Turkish annual inflation stayed just below 20 per cent in March, according to data posted by the country’s statistics institute today as wrangling over local elections continues.
The inflation rate increased very slightly from February but was well below the highs seen towards the end of 2018, when a currency crisis pushed it to above 25 per cent.
The Turkish Statistical Institute said that the country’s consumer price index (CPI) rate of annual inflation stood at 19.71 per cent in March.
The country’s benchmark BIST 100 stock index had risen 0.9 per cent shortly after midday UK time.
Between March and October 2018 Turkey’s annual inflation rate increased by 15 percentage points as an economic clash with the US saw the lira plummet in value, pushing up costs.
High inflation caused Turkey’s central bank to ramp up interest rates towards the end of the year, and the country stumbled into recession.
Turkey fought local elections on Sunday that look to have unseated President Recep Tayyip Erdogan’s Justice and Development Party (AKP) in Ankara, the capital, possibly in response to recent chaos in the economy.
Turkey’s High Election Board announced today that it will recount votes in Istanbul after appeals from the AKP.
Erdogan’s latest headache comes after a key interest rate for short-term lira borrowing hit 400 per cent yesterday, after closing at 23.75 per cent on Friday.
The lira overnight swap rate – the cost to investors of borrowing lira using foreign currency overnight – hit 1,200 per cent last week, by far its highest mark in history.

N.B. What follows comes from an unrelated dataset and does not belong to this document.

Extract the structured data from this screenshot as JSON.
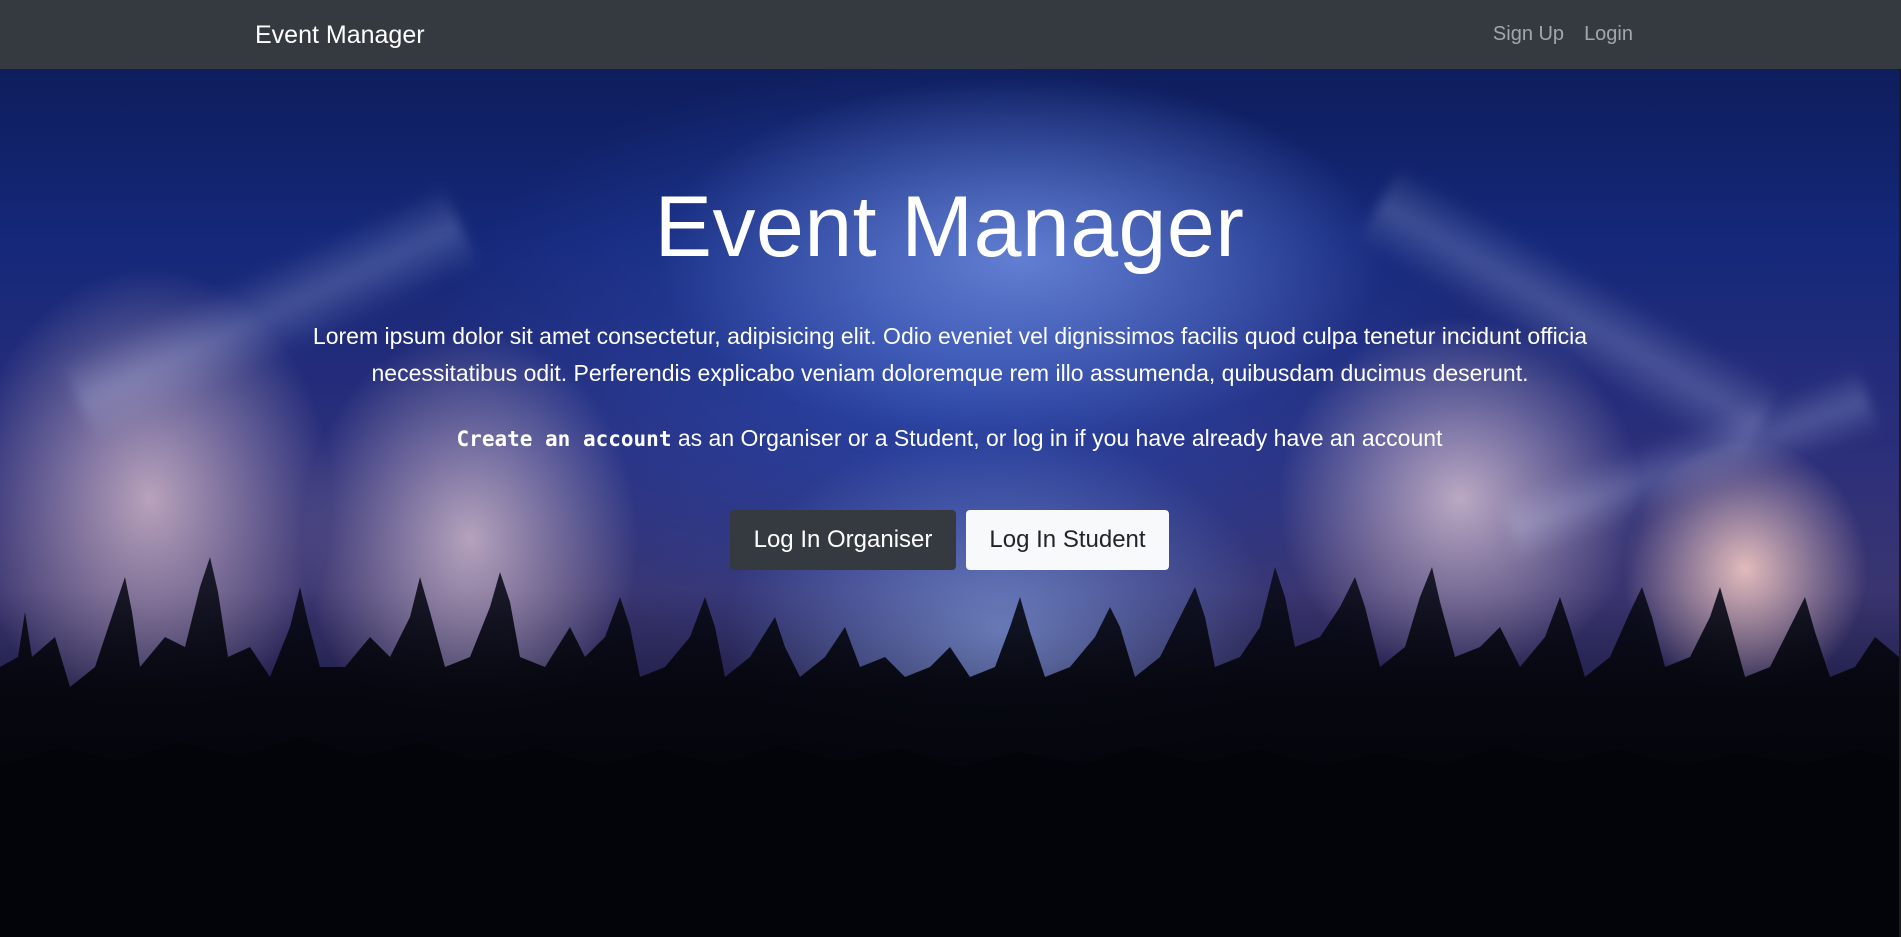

Bankers believed the Turkish government was attempting to avert a lira crisis ahead of the elections by leaning on local banks to push up rates.